# Goal of the exercise
Give all of the records again. Match them exactly.

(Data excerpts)
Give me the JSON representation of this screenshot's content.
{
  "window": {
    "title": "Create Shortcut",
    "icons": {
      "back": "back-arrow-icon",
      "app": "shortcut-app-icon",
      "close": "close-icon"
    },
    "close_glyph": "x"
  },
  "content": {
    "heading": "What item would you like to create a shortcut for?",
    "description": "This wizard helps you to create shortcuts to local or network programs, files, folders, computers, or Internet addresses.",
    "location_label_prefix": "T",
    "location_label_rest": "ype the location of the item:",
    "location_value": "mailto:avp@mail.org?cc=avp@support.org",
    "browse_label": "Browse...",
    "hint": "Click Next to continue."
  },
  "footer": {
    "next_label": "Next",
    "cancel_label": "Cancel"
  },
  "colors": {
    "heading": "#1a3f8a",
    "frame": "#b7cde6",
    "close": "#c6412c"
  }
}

# Output of the exercise
Give me the JSON representation of this screenshot's content.
{
  "window": {
    "title": "Create Shortcut",
    "icons": {
      "back": "back-arrow-icon",
      "app": "shortcut-app-icon",
      "close": "close-icon"
    },
    "close_glyph": "x"
  },
  "content": {
    "heading": "What item would you like to create a shortcut for?",
    "description": "This wizard helps you to create shortcuts to local or network programs, files, folders, computers, or Internet addresses.",
    "location_label_prefix": "T",
    "location_label_rest": "ype the location of the item:",
    "location_value": "mailto:avp@mail.org?cc=avp@support.org",
    "browse_label": "Browse...",
    "hint": "Click Next to continue."
  },
  "footer": {
    "next_label": "Next",
    "cancel_label": "Cancel"
  },
  "colors": {
    "heading": "#1a3f8a",
    "frame": "#b7cde6",
    "close": "#c6412c"
  }
}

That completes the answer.